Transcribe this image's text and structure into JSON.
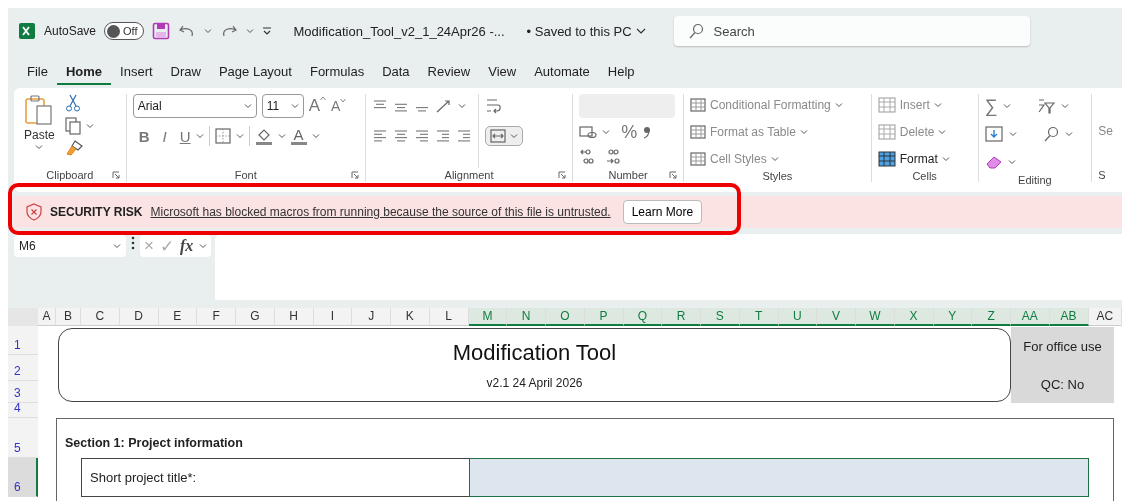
{
  "title_bar": {
    "autosave_label": "AutoSave",
    "autosave_toggle": {
      "label": "Off",
      "on": false
    },
    "file_name": "Modification_Tool_v2_1_24Apr26  -...",
    "save_status": "• Saved to this PC",
    "search": {
      "placeholder": "Search"
    }
  },
  "tabs": [
    {
      "label": "File",
      "selected": false
    },
    {
      "label": "Home",
      "selected": true
    },
    {
      "label": "Insert",
      "selected": false
    },
    {
      "label": "Draw",
      "selected": false
    },
    {
      "label": "Page Layout",
      "selected": false
    },
    {
      "label": "Formulas",
      "selected": false
    },
    {
      "label": "Data",
      "selected": false
    },
    {
      "label": "Review",
      "selected": false
    },
    {
      "label": "View",
      "selected": false
    },
    {
      "label": "Automate",
      "selected": false
    },
    {
      "label": "Help",
      "selected": false
    }
  ],
  "ribbon": {
    "clipboard": {
      "paste": "Paste",
      "label": "Clipboard"
    },
    "font": {
      "family": "Arial",
      "size": "11",
      "grow": "A",
      "shrink": "A",
      "bold": "B",
      "italic": "I",
      "underline": "U",
      "font_color": "A",
      "label": "Font"
    },
    "alignment": {
      "label": "Alignment"
    },
    "number": {
      "percent": "%",
      "label": "Number"
    },
    "styles": {
      "items": [
        {
          "label": "Conditional Formatting",
          "disabled": true
        },
        {
          "label": "Format as Table",
          "disabled": true
        },
        {
          "label": "Cell Styles",
          "disabled": true
        }
      ],
      "label": "Styles"
    },
    "cells": {
      "items": [
        {
          "label": "Insert",
          "disabled": true
        },
        {
          "label": "Delete",
          "disabled": true
        },
        {
          "label": "Format",
          "disabled": false
        }
      ],
      "label": "Cells"
    },
    "editing": {
      "sum": "∑",
      "label": "Editing"
    },
    "next_group": {
      "button": "Se",
      "label": "S"
    }
  },
  "message_bar": {
    "label": "SECURITY RISK",
    "message": "Microsoft has blocked macros from running because the source of this file is untrusted.",
    "button": "Learn More"
  },
  "formula_bar": {
    "name_box": "M6",
    "cancel": "×",
    "enter": "✓",
    "fx": "fx"
  },
  "sheet": {
    "columns": [
      {
        "label": "A",
        "selected": false
      },
      {
        "label": "B",
        "selected": false
      },
      {
        "label": "C",
        "selected": false
      },
      {
        "label": "D",
        "selected": false
      },
      {
        "label": "E",
        "selected": false
      },
      {
        "label": "F",
        "selected": false
      },
      {
        "label": "G",
        "selected": false
      },
      {
        "label": "H",
        "selected": false
      },
      {
        "label": "I",
        "selected": false
      },
      {
        "label": "J",
        "selected": false
      },
      {
        "label": "K",
        "selected": false
      },
      {
        "label": "L",
        "selected": false
      },
      {
        "label": "M",
        "selected": true
      },
      {
        "label": "N",
        "selected": true
      },
      {
        "label": "O",
        "selected": true
      },
      {
        "label": "P",
        "selected": true
      },
      {
        "label": "Q",
        "selected": true
      },
      {
        "label": "R",
        "selected": true
      },
      {
        "label": "S",
        "selected": true
      },
      {
        "label": "T",
        "selected": true
      },
      {
        "label": "U",
        "selected": true
      },
      {
        "label": "V",
        "selected": true
      },
      {
        "label": "W",
        "selected": true
      },
      {
        "label": "X",
        "selected": true
      },
      {
        "label": "Y",
        "selected": true
      },
      {
        "label": "Z",
        "selected": true
      },
      {
        "label": "AA",
        "selected": true
      },
      {
        "label": "AB",
        "selected": true
      },
      {
        "label": "AC",
        "selected": false
      }
    ],
    "rows": [
      {
        "label": "1",
        "selected": false
      },
      {
        "label": "2",
        "selected": false
      },
      {
        "label": "3",
        "selected": false
      },
      {
        "label": "4",
        "selected": false
      },
      {
        "label": "5",
        "selected": false
      },
      {
        "label": "6",
        "selected": true
      }
    ],
    "title": "Modification Tool",
    "version": "v2.1 24 April 2026",
    "office_use": {
      "heading": "For office use",
      "qc": "QC: No"
    },
    "section_title": "Section 1: Project information",
    "fields": [
      {
        "label": "Short project title*:",
        "selected": true
      }
    ]
  }
}
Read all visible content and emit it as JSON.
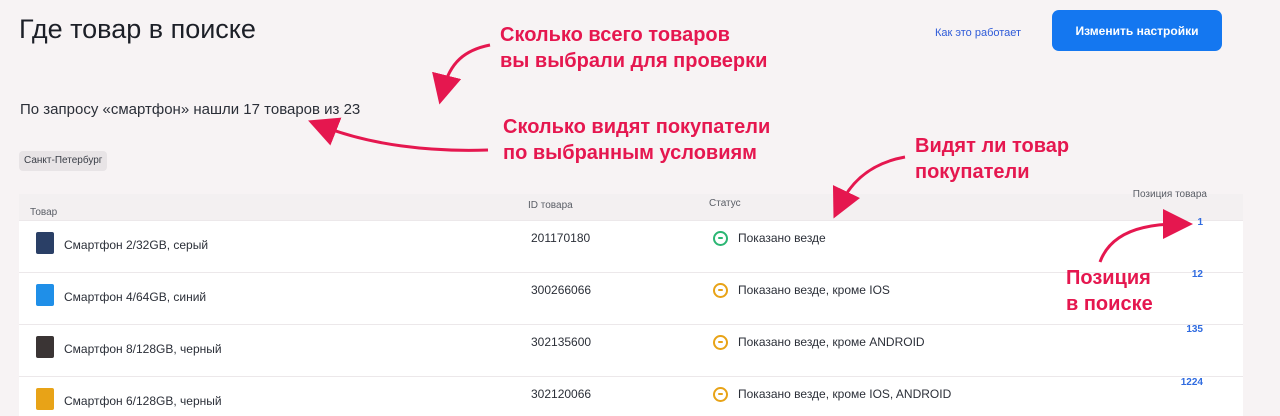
{
  "header": {
    "title": "Где товар в поиске",
    "help_link": "Как это работает",
    "settings_button": "Изменить настройки"
  },
  "summary": {
    "text": "По запросу «смартфон» нашли 17 товаров из 23",
    "region": "Санкт-Петербург"
  },
  "table": {
    "columns": [
      "Товар",
      "ID товара",
      "Статус",
      "Позиция товара"
    ],
    "rows": [
      {
        "name": "Смартфон 2/32GB, серый",
        "id": "201170180",
        "status": "Показано везде",
        "status_color": "#2bb673",
        "position": "1",
        "thumb_color": "#2a3f66"
      },
      {
        "name": "Смартфон 4/64GB, синий",
        "id": "300266066",
        "status": "Показано везде, кроме IOS",
        "status_color": "#e8a317",
        "position": "12",
        "thumb_color": "#1f8fe8"
      },
      {
        "name": "Смартфон 8/128GB, черный",
        "id": "302135600",
        "status": "Показано везде, кроме ANDROID",
        "status_color": "#e8a317",
        "position": "135",
        "thumb_color": "#3a3434"
      },
      {
        "name": "Смартфон 6/128GB, черный",
        "id": "302120066",
        "status": "Показано везде, кроме IOS, ANDROID",
        "status_color": "#e8a317",
        "position": "1224",
        "thumb_color": "#e8a317"
      }
    ]
  },
  "annotations": {
    "selected_count": "Сколько всего товаров\nвы выбрали для проверки",
    "visible_count": "Сколько видят покупатели\nпо выбранным условиям",
    "visibility": "Видят ли товар\nпокупатели",
    "position": "Позиция\nв поиске"
  },
  "colors": {
    "accent": "#1477f0",
    "annotation": "#e5174f",
    "status_ok": "#2bb673",
    "status_partial": "#e8a317"
  }
}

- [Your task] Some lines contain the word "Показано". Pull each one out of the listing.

- [Solution for this task]
        "status": "Показано везде",
        "status": "Показано везде, кроме IOS",
        "status": "Показано везде, кроме ANDROID",
        "status": "Показано везде, кроме IOS, ANDROID",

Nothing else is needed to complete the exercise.